For this exercise, copy the records below exactly and exclude every image.
■ ■ ■ ■ ■ ■ ■
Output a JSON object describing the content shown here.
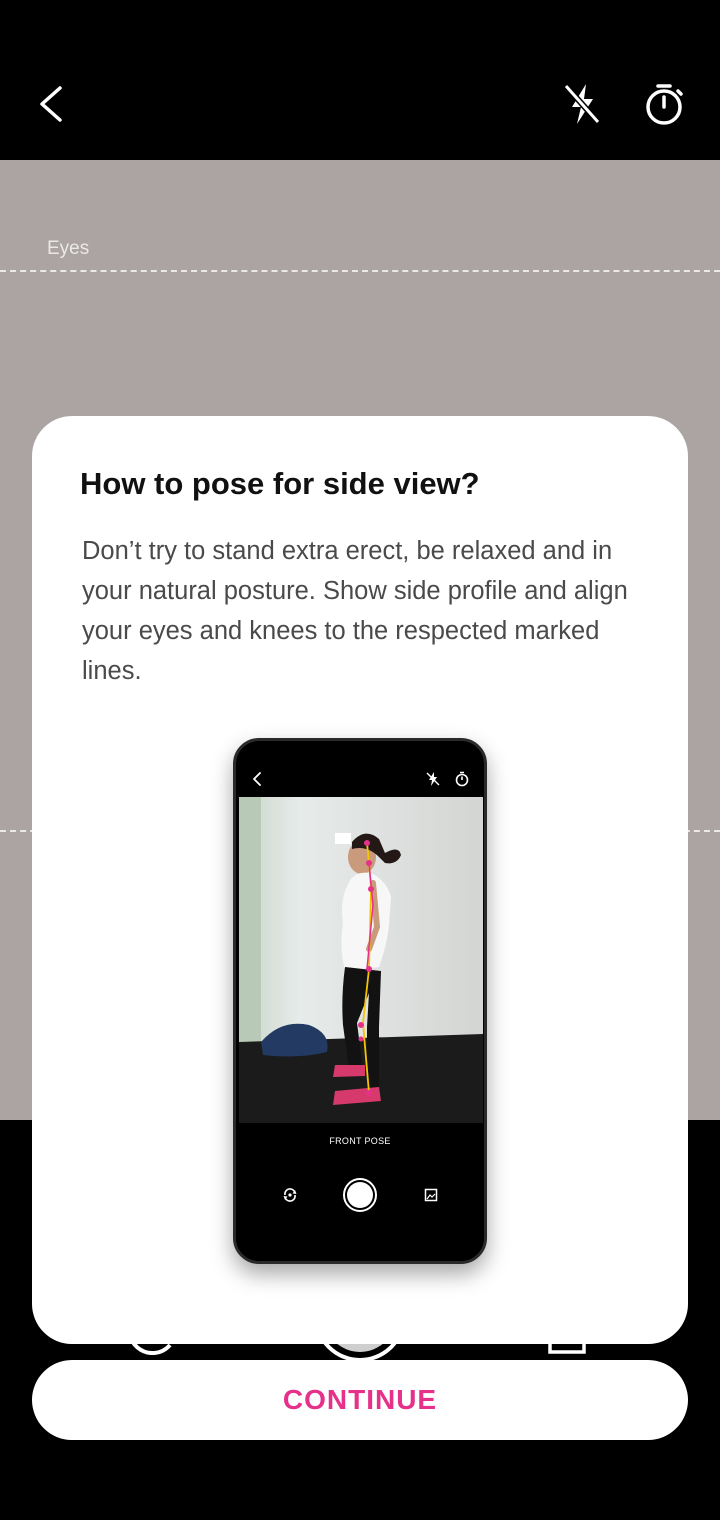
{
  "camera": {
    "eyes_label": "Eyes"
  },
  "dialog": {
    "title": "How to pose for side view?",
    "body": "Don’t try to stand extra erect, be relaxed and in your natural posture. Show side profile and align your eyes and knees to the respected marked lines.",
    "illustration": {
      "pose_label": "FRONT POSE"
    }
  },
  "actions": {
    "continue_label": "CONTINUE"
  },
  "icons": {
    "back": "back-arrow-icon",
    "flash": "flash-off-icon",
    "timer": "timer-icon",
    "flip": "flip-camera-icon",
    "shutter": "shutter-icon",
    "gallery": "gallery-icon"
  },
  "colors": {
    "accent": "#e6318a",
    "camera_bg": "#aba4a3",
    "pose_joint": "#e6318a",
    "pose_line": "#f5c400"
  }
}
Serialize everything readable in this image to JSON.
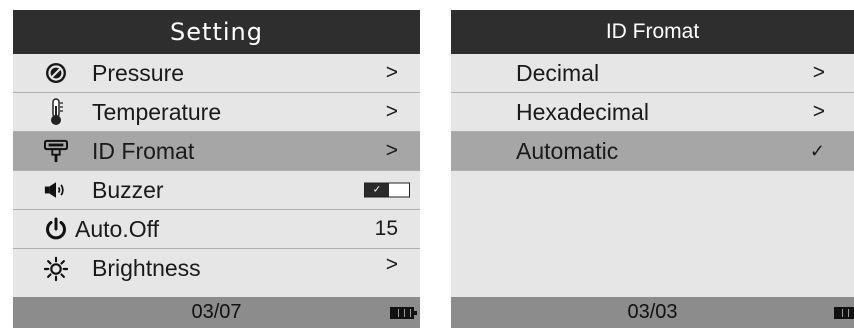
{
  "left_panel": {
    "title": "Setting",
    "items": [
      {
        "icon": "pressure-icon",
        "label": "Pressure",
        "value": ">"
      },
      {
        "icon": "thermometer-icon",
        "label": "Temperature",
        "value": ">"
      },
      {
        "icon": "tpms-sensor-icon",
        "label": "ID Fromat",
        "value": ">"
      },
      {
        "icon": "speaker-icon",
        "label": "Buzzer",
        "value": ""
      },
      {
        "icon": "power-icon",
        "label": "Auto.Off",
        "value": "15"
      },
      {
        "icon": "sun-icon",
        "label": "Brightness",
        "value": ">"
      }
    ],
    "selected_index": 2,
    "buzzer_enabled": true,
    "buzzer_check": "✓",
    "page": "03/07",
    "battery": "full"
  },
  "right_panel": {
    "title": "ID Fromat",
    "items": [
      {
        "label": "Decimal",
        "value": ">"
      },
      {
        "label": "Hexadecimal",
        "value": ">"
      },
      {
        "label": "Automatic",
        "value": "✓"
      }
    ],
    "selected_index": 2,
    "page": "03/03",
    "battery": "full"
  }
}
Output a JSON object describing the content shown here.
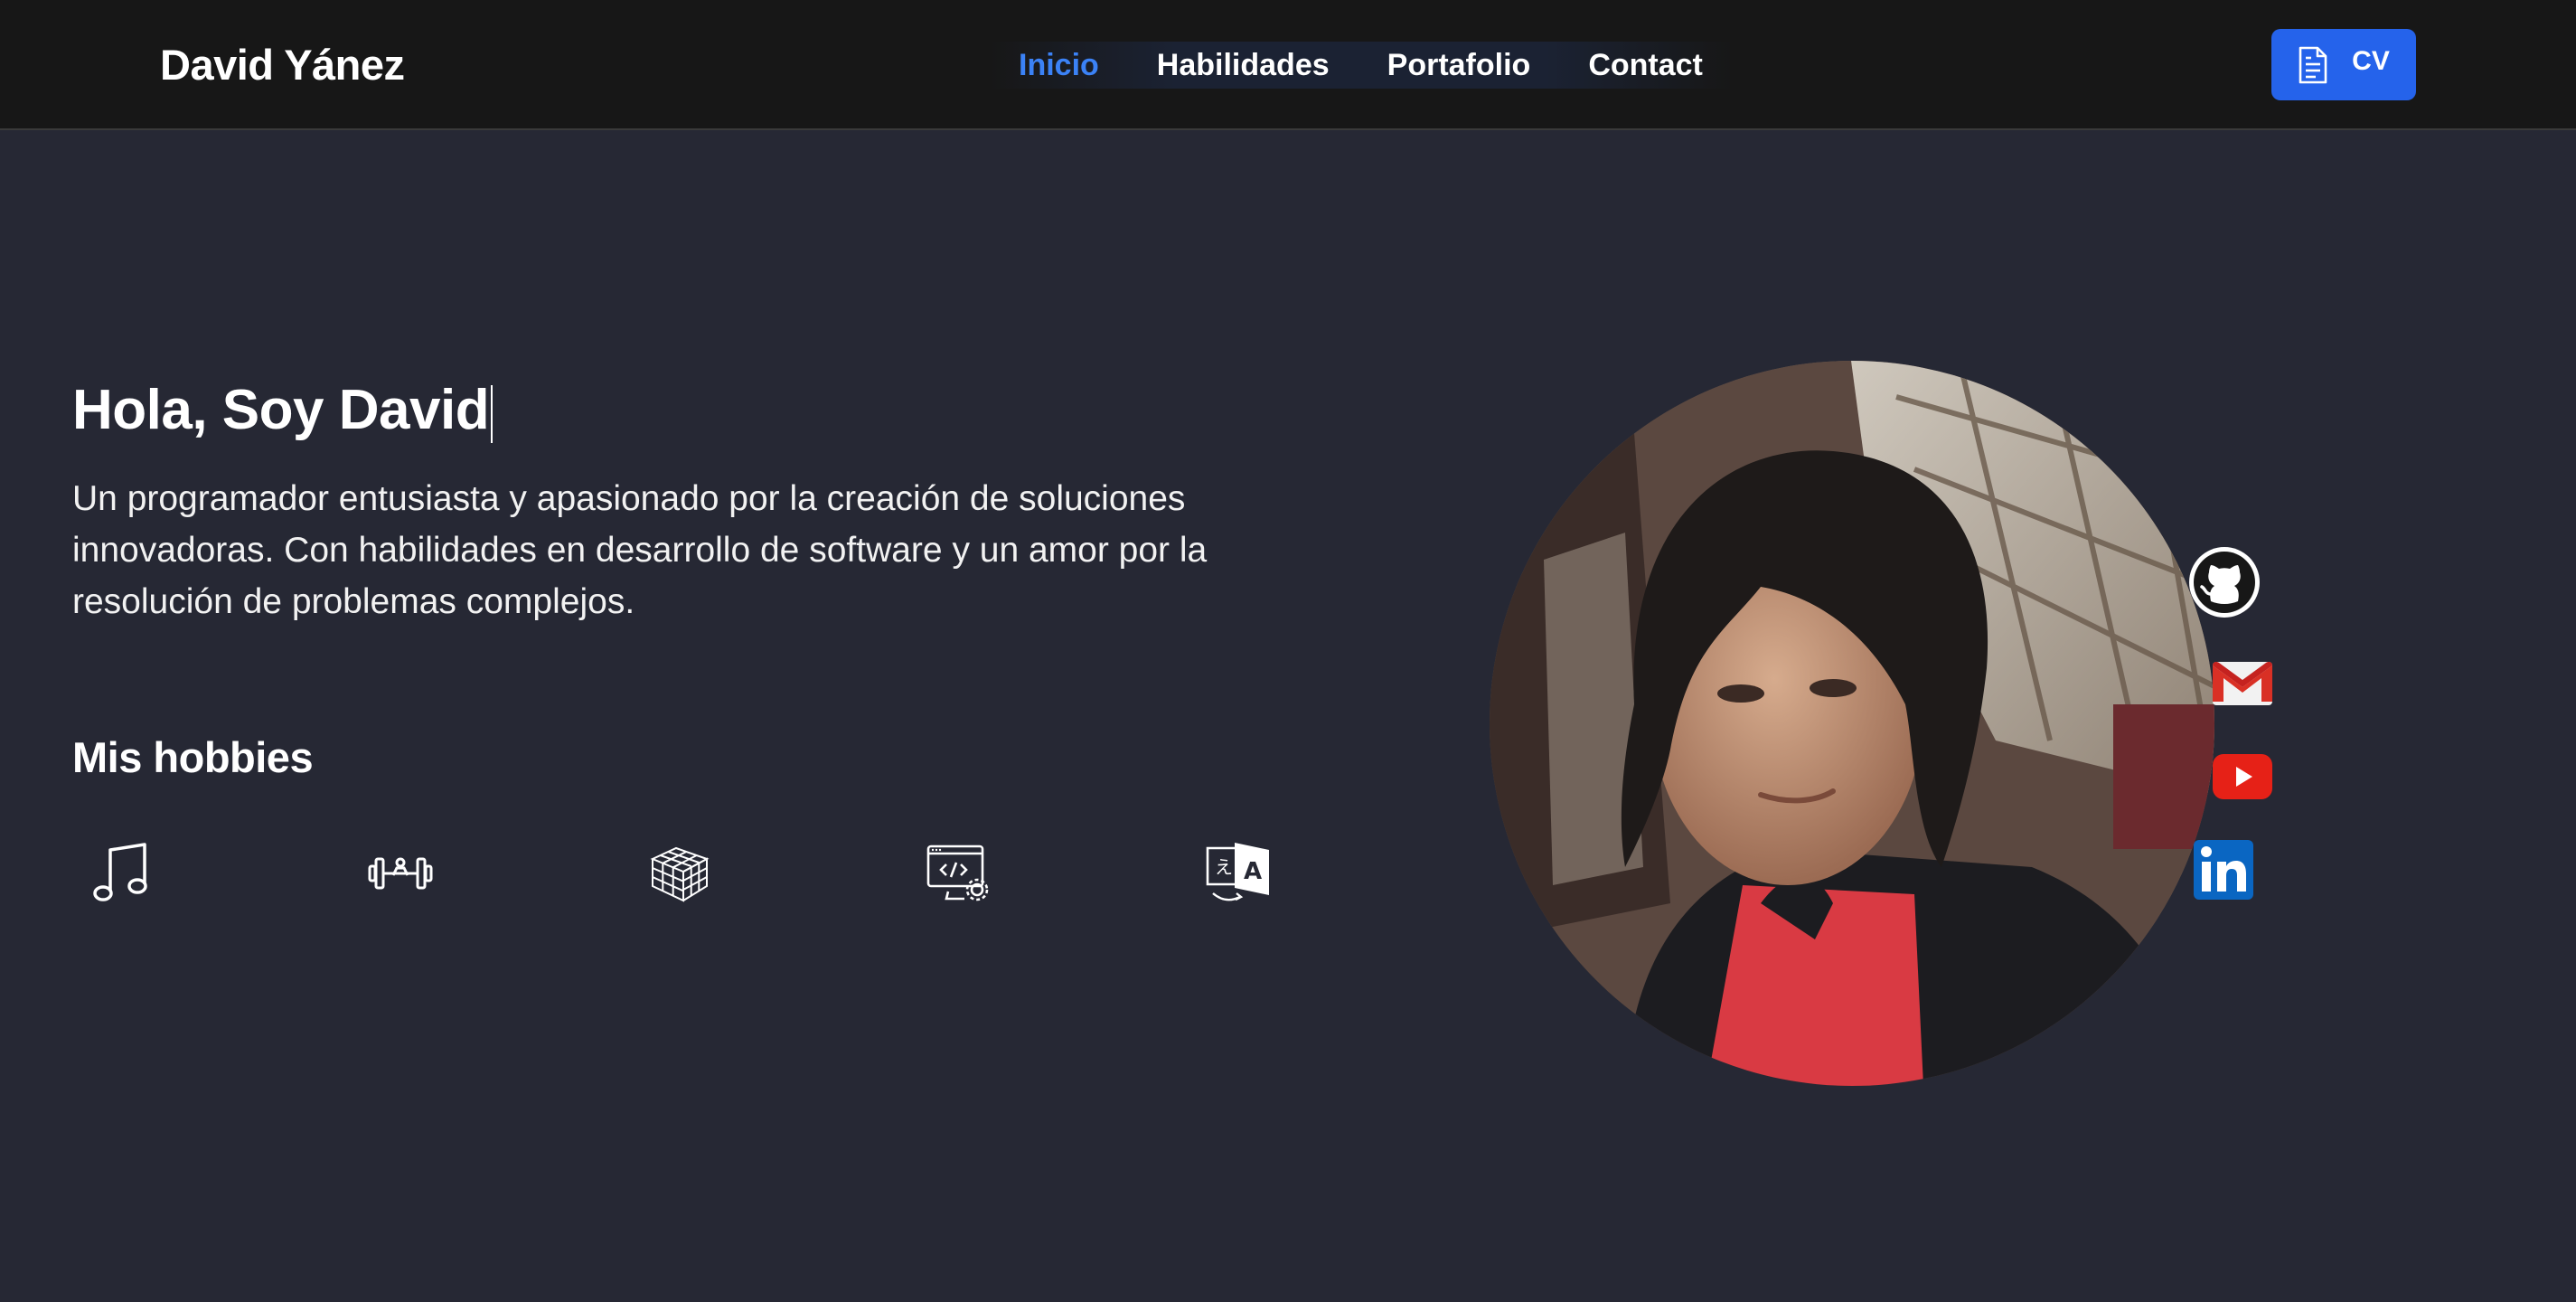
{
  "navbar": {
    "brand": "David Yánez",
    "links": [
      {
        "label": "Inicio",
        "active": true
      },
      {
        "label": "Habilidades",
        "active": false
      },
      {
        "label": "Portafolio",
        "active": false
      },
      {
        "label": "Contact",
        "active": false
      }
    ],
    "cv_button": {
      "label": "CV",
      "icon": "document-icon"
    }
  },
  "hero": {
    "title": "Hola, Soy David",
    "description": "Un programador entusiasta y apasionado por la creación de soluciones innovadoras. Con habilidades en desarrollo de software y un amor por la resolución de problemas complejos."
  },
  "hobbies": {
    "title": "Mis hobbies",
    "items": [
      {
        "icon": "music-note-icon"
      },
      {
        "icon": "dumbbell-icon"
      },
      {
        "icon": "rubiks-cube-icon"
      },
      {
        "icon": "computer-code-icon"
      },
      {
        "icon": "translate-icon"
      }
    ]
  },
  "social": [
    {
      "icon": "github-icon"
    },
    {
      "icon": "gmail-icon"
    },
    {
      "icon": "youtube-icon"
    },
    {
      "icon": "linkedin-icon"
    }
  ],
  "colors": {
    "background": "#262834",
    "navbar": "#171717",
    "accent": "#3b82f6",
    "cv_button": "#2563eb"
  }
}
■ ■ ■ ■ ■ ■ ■
Answer box
Output a JSON object describing the content shown here.
{
  "camera": {
    "eyes_label": "Eyes"
  },
  "dialog": {
    "title": "How to pose for side view?",
    "body": "Don’t try to stand extra erect, be relaxed and in your natural posture. Show side profile and align your eyes and knees to the respected marked lines.",
    "illustration": {
      "pose_label": "FRONT POSE"
    }
  },
  "actions": {
    "continue_label": "CONTINUE"
  },
  "icons": {
    "back": "back-arrow-icon",
    "flash": "flash-off-icon",
    "timer": "timer-icon",
    "flip": "flip-camera-icon",
    "shutter": "shutter-icon",
    "gallery": "gallery-icon"
  },
  "colors": {
    "accent": "#e6318a",
    "camera_bg": "#aba4a3",
    "pose_joint": "#e6318a",
    "pose_line": "#f5c400"
  }
}
Serialize everything readable in this image to JSON.
{
  "left_panel": {
    "title": "Setting",
    "items": [
      {
        "icon": "pressure-icon",
        "label": "Pressure",
        "value": ">"
      },
      {
        "icon": "thermometer-icon",
        "label": "Temperature",
        "value": ">"
      },
      {
        "icon": "tpms-sensor-icon",
        "label": "ID Fromat",
        "value": ">"
      },
      {
        "icon": "speaker-icon",
        "label": "Buzzer",
        "value": ""
      },
      {
        "icon": "power-icon",
        "label": "Auto.Off",
        "value": "15"
      },
      {
        "icon": "sun-icon",
        "label": "Brightness",
        "value": ">"
      }
    ],
    "selected_index": 2,
    "buzzer_enabled": true,
    "buzzer_check": "✓",
    "page": "03/07",
    "battery": "full"
  },
  "right_panel": {
    "title": "ID Fromat",
    "items": [
      {
        "label": "Decimal",
        "value": ">"
      },
      {
        "label": "Hexadecimal",
        "value": ">"
      },
      {
        "label": "Automatic",
        "value": "✓"
      }
    ],
    "selected_index": 2,
    "page": "03/03",
    "battery": "full"
  }
}
Output a JSON object describing the content shown here.
{
  "navbar": {
    "brand": "David Yánez",
    "links": [
      {
        "label": "Inicio",
        "active": true
      },
      {
        "label": "Habilidades",
        "active": false
      },
      {
        "label": "Portafolio",
        "active": false
      },
      {
        "label": "Contact",
        "active": false
      }
    ],
    "cv_button": {
      "label": "CV",
      "icon": "document-icon"
    }
  },
  "hero": {
    "title": "Hola, Soy David",
    "description": "Un programador entusiasta y apasionado por la creación de soluciones innovadoras. Con habilidades en desarrollo de software y un amor por la resolución de problemas complejos."
  },
  "hobbies": {
    "title": "Mis hobbies",
    "items": [
      {
        "icon": "music-note-icon"
      },
      {
        "icon": "dumbbell-icon"
      },
      {
        "icon": "rubiks-cube-icon"
      },
      {
        "icon": "computer-code-icon"
      },
      {
        "icon": "translate-icon"
      }
    ]
  },
  "social": [
    {
      "icon": "github-icon"
    },
    {
      "icon": "gmail-icon"
    },
    {
      "icon": "youtube-icon"
    },
    {
      "icon": "linkedin-icon"
    }
  ],
  "colors": {
    "background": "#262834",
    "navbar": "#171717",
    "accent": "#3b82f6",
    "cv_button": "#2563eb"
  }
}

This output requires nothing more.